There are natural and synthetic diamonds. The earth makes natural diamonds. People make synthetic diamonds. Diamonds are the hardest natural substance known to man. Diamonds are made of pure carbon, the same chemical element as graphite, fullerene, and coal. But diamonds are very hard and in crystalline form. It is commonly believed that diamonds are formed from coal, but this is not true.

Because many diamonds are beautiful, people make jewellery using them. Diamonds are very effective electrical insulators, but also very good conductors of heat. On mohs scale of mineral hardness, diamonds are scored as 10 (the highest score possible).

Diamonds are made deep in the earth, where there is an intense amount of pressure and heat that makes the diamond form. The intense heat and pressure is forming the liquid ore to make volcanic eruptions which surfaces and becomes diamond crystals. (This makes the diamond a metamorphic rock.) Sometimes magma (very hot, liquid rock deep in the earth) having diamonds will come near the top of a volcano. People find diamonds where volcanoes were a long time ago. Sometimes people find diamonds on the top of the ground. But in places like South Africa, they must dig deep down into a diamond mine to get diamonds. Diamonds were first found in India.

Trading in diamonds[change | change source]

For many decades the trading of diamonds has been controlled by the De Beers group of companies. It is fairly well known that diamonds are not rare, but are stockpiled so that the price never goes down.

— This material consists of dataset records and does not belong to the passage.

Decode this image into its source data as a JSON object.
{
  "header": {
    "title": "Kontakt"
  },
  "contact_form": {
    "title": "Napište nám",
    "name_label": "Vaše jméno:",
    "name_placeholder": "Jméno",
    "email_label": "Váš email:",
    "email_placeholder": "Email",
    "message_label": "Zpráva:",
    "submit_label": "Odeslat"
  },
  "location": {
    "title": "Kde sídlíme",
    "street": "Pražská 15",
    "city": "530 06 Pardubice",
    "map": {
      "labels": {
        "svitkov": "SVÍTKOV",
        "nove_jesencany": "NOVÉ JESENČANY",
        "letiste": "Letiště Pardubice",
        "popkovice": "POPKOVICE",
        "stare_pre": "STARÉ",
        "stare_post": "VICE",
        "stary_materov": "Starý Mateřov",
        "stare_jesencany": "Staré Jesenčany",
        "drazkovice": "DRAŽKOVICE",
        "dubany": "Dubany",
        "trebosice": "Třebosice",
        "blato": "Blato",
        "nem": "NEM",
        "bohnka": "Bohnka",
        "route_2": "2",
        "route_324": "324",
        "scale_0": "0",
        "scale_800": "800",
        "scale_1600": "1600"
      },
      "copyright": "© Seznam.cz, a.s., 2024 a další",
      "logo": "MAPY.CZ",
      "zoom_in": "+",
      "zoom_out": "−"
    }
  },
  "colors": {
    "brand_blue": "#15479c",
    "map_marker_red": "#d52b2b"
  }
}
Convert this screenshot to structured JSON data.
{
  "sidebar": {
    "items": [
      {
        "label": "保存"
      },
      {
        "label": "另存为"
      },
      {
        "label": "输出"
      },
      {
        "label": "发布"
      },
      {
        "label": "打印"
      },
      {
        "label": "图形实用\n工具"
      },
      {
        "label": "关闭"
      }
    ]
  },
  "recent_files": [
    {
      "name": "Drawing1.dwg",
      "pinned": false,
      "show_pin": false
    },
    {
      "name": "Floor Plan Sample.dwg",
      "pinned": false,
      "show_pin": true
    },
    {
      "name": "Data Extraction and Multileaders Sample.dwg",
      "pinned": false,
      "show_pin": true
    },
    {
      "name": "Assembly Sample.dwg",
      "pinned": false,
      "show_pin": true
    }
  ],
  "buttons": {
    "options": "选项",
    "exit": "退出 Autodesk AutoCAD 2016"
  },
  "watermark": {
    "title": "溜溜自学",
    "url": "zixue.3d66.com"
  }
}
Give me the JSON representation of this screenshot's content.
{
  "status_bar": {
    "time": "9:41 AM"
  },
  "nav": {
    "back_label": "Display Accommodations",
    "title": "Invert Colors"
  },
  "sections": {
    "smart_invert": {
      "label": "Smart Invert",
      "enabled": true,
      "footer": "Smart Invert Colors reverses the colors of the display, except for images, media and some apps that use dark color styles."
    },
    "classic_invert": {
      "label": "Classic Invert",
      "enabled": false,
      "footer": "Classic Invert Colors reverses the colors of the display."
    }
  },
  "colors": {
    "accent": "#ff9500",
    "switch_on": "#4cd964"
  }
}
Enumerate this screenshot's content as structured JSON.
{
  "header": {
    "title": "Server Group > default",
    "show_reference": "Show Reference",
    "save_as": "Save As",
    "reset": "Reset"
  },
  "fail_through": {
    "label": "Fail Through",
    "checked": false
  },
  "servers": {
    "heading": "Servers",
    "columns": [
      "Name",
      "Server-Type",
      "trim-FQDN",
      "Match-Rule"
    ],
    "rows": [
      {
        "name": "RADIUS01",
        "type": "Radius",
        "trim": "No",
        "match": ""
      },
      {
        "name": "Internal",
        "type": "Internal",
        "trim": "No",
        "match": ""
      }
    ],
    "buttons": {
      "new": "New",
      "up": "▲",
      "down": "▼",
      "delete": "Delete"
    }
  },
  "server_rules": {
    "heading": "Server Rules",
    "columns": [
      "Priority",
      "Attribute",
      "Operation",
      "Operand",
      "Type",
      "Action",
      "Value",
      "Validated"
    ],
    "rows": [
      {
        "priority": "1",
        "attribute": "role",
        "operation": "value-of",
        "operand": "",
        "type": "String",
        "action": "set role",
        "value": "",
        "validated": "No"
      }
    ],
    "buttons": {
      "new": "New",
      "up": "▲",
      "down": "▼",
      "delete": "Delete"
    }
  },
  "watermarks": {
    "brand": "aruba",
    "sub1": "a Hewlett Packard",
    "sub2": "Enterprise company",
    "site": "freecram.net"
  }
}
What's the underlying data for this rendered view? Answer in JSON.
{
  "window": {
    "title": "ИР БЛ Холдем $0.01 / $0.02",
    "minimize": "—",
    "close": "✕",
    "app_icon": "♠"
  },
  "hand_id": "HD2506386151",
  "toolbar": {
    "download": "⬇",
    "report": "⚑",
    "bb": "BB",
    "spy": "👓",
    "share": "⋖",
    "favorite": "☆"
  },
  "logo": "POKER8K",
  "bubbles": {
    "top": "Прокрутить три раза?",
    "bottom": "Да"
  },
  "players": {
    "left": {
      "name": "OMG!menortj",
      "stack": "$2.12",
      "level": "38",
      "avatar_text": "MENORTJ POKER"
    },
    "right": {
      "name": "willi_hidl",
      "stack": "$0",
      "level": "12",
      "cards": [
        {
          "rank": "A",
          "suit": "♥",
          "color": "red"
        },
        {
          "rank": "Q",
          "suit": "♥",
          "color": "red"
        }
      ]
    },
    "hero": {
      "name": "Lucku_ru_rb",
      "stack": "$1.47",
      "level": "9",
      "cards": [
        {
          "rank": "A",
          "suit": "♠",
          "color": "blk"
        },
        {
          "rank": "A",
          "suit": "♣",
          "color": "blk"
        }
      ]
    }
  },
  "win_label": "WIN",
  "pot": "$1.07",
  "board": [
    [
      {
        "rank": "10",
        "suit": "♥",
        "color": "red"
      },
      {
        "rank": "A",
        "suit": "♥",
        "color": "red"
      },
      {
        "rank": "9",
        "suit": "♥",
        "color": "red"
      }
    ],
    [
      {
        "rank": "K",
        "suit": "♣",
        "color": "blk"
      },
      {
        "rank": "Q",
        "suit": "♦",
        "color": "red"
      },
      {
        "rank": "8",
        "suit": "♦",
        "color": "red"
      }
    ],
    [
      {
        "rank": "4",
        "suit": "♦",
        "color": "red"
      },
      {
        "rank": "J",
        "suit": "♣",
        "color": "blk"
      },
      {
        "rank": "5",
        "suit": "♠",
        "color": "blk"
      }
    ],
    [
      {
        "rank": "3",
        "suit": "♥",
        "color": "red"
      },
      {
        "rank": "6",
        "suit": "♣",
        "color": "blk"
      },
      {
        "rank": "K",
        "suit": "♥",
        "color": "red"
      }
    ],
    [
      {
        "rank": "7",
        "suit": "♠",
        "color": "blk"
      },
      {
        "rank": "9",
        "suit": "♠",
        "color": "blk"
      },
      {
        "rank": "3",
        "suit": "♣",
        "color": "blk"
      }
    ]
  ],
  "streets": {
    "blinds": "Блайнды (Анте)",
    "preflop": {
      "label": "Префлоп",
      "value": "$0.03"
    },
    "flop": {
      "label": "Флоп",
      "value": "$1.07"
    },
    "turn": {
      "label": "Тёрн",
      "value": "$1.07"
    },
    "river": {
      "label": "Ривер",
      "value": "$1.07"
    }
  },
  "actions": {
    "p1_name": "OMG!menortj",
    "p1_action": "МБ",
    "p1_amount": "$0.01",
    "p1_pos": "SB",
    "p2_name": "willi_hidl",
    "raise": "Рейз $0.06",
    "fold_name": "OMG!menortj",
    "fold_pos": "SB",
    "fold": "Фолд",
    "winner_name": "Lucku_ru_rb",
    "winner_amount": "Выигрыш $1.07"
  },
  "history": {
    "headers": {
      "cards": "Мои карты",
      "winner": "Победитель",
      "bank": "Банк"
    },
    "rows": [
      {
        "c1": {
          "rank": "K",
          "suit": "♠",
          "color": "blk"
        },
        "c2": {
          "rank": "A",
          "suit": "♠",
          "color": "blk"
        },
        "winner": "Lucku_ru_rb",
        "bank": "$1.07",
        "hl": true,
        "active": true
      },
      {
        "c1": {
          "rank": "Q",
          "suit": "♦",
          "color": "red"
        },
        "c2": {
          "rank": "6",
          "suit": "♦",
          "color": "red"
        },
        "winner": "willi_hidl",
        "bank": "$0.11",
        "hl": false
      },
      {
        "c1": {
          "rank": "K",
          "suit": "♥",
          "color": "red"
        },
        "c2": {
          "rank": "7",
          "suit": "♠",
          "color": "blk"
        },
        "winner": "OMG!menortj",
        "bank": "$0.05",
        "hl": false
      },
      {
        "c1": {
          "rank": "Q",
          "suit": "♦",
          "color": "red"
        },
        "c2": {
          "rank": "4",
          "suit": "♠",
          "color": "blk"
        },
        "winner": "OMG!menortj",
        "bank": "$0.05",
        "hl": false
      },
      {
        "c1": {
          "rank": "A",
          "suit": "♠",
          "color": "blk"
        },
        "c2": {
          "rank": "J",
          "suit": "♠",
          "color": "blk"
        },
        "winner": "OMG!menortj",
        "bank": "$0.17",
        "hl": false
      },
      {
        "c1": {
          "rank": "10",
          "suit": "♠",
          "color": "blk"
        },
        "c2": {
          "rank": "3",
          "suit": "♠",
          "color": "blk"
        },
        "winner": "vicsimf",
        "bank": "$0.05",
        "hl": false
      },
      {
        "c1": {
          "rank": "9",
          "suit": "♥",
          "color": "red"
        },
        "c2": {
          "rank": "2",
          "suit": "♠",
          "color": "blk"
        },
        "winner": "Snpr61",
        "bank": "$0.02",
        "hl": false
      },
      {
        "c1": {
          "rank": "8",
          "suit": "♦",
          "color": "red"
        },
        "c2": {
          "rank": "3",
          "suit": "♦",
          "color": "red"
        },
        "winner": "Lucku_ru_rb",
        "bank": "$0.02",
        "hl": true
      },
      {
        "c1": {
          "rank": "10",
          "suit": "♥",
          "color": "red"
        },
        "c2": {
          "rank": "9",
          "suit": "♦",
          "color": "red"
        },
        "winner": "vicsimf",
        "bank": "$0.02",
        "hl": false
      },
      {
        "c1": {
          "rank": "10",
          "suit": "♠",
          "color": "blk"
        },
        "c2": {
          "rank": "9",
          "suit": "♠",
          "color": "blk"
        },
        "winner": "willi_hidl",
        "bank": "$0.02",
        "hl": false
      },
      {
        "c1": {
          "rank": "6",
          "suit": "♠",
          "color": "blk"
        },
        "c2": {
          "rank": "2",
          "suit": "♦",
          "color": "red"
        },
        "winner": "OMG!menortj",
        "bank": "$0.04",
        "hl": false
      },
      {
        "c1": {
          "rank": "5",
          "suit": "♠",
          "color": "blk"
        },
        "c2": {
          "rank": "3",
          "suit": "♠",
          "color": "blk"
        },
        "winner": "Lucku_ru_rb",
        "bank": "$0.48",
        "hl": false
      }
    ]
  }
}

It is not quite a monopoly, because there are some mines not owned by De Beers, but the group has companies all over the world which work together to maniulates the market.[1]

References[change | change source]

  1. Epstein, Edward Jay 1982. The diamond invention (Complete book, includes Chapter 20: Have you ever tried to sell a diamond?)

Other websites[change | change source]